My sons are growing up and we needed to update their room a bit. Brainstorming with my eldest we thought of maybe taking advantage of the fact that they are currently living on the concrete and go with an industrial type feel to their room. We immediately thought of painting a brick wall in their room. A few tutorials on You Tube and promise from a friend later, we started.
First, I painted the walls a grey. This was the undercoat which would eventually show up as the grout. While only one wall would get the brick treatment, painting the rest of the room the same color lended itself to both the industrial look and tied the brick wall into the rest of the room.
Next my dear friend helped me figure out how to put up some paint tape up. (I used the “Scotch Delicate Surface” since I had painted the grey only two days before) It was trial and error. We thought using a laser level would work just fine in getting the horizontal rows even. The wall was so crooked, that the laser didn’t go down the whole length of the wall. We ended up finding one point on the wall that was pretty even and we used the laser level for one horizontal line and measured everything else off of that.
Next we tore the paint tape lengthwise so one side was a little bumpy.
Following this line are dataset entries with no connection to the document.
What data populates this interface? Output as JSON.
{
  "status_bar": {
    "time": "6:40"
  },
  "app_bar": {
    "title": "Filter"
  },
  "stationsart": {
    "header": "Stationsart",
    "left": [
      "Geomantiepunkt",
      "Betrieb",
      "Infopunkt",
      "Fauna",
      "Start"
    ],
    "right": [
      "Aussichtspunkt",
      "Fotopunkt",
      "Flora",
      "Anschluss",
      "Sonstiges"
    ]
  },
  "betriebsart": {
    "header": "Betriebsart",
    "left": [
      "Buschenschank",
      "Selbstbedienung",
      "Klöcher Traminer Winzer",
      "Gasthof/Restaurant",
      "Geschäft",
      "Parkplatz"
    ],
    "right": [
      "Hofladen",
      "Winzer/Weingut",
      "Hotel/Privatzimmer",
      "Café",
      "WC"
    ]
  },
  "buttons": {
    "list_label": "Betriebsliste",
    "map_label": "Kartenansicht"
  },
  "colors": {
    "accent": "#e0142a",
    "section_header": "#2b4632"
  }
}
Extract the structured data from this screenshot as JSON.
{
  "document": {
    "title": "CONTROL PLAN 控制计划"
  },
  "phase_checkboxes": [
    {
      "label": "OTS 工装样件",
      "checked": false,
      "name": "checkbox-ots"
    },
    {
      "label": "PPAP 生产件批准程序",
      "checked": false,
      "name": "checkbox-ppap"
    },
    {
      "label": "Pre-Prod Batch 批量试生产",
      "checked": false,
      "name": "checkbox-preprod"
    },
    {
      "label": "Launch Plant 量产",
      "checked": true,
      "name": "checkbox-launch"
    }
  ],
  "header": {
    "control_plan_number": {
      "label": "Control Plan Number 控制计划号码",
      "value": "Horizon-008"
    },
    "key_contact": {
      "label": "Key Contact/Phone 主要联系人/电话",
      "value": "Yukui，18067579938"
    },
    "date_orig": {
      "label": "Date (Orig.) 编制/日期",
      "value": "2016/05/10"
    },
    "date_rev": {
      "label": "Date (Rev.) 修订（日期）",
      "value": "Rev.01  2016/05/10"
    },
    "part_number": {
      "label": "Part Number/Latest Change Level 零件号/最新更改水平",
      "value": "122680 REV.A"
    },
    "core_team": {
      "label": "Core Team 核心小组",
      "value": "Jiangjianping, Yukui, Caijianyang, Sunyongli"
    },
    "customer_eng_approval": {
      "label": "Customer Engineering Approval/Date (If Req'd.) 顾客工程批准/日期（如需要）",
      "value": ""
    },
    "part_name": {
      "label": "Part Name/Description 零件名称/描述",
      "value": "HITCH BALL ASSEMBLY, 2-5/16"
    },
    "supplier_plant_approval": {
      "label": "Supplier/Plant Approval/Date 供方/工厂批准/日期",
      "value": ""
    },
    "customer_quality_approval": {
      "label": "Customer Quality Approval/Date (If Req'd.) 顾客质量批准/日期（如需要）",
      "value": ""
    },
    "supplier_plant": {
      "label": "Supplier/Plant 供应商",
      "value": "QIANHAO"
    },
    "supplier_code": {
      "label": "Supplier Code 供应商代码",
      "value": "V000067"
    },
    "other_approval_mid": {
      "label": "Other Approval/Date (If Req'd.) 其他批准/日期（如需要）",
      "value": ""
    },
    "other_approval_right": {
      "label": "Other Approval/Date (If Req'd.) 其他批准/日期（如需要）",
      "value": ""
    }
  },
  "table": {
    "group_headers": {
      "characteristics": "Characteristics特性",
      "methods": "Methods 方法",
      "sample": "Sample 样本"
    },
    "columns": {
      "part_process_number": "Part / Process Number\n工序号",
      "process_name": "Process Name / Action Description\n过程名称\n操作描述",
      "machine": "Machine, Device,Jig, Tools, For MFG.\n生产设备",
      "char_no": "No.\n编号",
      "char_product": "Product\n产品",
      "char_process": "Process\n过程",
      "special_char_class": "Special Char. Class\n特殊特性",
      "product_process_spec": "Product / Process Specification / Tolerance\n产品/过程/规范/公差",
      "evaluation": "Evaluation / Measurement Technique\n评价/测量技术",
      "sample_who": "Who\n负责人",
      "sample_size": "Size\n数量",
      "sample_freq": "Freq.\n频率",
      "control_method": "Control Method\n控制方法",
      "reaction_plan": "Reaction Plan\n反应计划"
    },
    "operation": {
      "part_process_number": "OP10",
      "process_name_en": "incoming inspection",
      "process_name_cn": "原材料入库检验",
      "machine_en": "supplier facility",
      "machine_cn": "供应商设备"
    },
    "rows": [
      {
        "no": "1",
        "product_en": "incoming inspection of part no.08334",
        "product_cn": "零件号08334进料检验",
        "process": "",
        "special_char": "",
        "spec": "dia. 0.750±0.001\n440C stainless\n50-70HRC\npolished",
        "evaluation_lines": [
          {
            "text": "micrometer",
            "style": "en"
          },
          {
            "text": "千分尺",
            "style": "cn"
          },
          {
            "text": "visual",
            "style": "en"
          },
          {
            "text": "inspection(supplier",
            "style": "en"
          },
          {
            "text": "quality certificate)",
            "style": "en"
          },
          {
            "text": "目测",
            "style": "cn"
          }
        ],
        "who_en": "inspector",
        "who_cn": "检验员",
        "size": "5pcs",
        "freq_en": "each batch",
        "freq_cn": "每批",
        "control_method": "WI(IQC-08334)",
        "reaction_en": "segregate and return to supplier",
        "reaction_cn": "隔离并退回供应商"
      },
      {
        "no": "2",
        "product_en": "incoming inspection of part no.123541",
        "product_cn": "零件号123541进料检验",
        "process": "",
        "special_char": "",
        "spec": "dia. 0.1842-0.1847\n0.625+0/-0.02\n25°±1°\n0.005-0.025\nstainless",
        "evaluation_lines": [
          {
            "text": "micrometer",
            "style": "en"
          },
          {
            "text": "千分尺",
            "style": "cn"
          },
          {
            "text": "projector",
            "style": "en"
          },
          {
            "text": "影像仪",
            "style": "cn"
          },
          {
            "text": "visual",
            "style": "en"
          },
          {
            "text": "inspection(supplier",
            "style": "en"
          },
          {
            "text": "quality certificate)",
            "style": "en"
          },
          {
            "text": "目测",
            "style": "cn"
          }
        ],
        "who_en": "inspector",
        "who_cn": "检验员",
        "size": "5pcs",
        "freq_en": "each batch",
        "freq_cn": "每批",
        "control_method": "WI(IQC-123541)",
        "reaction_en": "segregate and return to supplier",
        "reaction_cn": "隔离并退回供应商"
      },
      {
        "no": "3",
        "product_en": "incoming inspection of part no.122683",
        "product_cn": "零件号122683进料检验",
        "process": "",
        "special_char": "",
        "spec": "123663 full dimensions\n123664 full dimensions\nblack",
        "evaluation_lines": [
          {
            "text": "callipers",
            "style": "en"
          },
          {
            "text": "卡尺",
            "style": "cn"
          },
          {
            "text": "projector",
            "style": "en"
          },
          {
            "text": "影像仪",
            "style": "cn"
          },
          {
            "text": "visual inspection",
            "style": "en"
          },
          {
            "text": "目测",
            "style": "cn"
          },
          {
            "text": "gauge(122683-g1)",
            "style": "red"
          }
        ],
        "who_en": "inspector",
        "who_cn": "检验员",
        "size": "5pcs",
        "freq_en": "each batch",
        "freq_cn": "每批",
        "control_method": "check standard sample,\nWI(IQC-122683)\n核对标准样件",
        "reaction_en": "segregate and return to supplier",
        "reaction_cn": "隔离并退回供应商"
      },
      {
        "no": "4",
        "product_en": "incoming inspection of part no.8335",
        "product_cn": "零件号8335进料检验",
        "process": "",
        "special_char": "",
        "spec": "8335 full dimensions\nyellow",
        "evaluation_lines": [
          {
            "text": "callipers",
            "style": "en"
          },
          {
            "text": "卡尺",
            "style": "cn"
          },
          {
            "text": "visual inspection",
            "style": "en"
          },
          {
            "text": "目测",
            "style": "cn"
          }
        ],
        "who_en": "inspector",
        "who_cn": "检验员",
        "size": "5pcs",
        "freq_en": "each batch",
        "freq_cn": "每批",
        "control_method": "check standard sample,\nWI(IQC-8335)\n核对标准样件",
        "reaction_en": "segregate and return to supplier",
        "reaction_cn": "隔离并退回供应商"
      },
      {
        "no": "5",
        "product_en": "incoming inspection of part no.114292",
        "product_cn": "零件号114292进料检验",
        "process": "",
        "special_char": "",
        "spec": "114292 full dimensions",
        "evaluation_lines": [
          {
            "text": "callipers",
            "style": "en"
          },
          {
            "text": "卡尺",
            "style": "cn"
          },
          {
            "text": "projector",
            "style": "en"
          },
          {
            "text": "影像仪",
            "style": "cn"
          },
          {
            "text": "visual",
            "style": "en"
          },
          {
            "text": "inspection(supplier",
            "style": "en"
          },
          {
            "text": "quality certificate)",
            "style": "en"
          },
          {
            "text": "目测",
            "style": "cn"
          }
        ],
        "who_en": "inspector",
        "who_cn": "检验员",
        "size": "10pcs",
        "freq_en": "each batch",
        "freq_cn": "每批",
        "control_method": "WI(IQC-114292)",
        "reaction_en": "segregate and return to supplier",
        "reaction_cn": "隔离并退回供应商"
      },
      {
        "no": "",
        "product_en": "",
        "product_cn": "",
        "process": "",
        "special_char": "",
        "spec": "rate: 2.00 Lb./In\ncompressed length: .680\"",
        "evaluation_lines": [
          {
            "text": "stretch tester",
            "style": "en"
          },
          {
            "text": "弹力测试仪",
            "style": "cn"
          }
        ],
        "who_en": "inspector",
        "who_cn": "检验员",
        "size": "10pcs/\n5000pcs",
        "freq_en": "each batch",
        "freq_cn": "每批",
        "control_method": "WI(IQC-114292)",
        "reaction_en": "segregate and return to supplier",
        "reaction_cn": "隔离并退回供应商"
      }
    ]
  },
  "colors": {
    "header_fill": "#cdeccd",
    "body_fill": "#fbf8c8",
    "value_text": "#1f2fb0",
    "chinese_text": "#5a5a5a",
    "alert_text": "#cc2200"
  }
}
We tore a LOT of tape. We put the bumpy side up and measured off the straight side for all measurements.
We used a piece of cardboard about the size of a brick to measure where each of the across pieces would go. We started every other row with 1/2 of that cardboard to simulate 1/2 a brick. That creates the stagger effect of real bricks. That part worked well.
Next I went over all the lines with a spatula to ensure it sealed well. After all, why would you go to all that trouble only to have the paint leak under the tape.
Then I took a sponge and three colors I liked for the brick. I put each color of paint in a paper plate. I primarily used the red and used the other two colors for accent colors. This part was a lot of fun.
After I was done painting, I pulled off the tape. You don’t want to wait until everything is completely hard-rock dry. Go ahead and take it off right after you finish sponge painting. This ensure that the tape doesn’t tear off some of the paint that you want to keep on the bricks.
After I caught my breath, I did some work on the individual bricks including adding shadow to each brick. Add a line of dark brown paint to the right and bottom of each brick and smudge it into the grout. This is where the wall came to life.
More faux looks were adding some white paint with a sock and then rubbing off most of it. Adding paint splatter and paint drips with white paint. I mixed some grey paint with brown paint to make “dirt” and rubbed it lightly on spots on the grout to add age. You can get real creative here. I’m thinking about making some rust stains and algae on some of the bricks.
My boys are thrilled so I’m happy.